◆ INSTRUCTIONS FOR THE TASK ◆
Return only those lines of the material that contain "name".

========

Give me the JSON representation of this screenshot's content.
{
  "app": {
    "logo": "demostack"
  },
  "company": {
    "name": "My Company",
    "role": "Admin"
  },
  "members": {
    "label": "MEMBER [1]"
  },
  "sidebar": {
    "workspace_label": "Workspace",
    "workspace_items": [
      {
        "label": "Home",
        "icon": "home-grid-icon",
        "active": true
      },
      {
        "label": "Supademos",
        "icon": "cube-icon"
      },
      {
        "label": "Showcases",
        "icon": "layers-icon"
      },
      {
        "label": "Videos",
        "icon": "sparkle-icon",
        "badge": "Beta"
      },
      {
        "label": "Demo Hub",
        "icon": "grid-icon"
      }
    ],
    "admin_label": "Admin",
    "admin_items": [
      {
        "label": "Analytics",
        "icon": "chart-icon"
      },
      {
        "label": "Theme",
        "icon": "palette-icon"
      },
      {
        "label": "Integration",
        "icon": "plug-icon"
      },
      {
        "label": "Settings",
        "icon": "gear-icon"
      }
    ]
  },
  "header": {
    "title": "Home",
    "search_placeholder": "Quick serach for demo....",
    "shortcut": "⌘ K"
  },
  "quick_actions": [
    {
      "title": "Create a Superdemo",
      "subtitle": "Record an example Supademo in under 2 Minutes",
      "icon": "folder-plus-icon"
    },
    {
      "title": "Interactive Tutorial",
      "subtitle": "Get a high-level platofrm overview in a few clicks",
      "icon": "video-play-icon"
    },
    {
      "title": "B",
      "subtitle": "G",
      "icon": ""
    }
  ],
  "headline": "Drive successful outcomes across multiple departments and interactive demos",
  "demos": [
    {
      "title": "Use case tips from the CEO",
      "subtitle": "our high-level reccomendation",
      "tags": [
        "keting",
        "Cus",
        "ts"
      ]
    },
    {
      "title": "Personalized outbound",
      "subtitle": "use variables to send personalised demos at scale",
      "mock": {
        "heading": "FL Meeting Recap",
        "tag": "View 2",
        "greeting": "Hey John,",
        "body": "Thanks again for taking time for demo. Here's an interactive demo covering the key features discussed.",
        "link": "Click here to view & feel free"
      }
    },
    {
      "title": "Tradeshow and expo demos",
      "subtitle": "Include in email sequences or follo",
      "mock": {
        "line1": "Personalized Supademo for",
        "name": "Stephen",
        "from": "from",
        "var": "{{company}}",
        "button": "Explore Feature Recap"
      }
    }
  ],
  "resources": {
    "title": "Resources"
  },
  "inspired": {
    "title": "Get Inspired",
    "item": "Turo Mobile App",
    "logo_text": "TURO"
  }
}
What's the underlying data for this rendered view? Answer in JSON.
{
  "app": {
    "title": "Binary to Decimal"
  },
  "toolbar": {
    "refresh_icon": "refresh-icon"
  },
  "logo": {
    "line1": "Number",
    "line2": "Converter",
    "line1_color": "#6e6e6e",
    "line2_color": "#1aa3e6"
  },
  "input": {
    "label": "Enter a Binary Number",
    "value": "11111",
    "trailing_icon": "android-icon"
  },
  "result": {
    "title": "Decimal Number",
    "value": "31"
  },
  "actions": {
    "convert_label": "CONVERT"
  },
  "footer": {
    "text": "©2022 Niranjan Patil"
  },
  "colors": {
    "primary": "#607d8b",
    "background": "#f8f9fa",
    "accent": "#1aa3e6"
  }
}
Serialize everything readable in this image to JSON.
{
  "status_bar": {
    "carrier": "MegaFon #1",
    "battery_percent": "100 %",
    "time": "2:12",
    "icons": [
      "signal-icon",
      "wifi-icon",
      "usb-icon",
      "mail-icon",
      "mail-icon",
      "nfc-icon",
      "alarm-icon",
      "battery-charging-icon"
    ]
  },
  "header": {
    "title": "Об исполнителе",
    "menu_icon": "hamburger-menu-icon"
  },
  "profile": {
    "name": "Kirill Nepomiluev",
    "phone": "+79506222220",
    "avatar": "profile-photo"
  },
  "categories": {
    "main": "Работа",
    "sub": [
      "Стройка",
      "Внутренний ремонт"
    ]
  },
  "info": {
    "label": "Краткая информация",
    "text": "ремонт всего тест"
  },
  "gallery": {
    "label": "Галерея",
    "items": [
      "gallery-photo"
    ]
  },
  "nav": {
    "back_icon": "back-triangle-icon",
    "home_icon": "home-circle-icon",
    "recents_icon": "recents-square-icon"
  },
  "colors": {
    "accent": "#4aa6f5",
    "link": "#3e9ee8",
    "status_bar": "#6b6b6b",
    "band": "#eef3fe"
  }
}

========

◆ SOLUTION TO THIS EXERCISE ◆
    "name": "My Company",
        "name": "Stephen",
    "name": "Kirill Nepomiluev",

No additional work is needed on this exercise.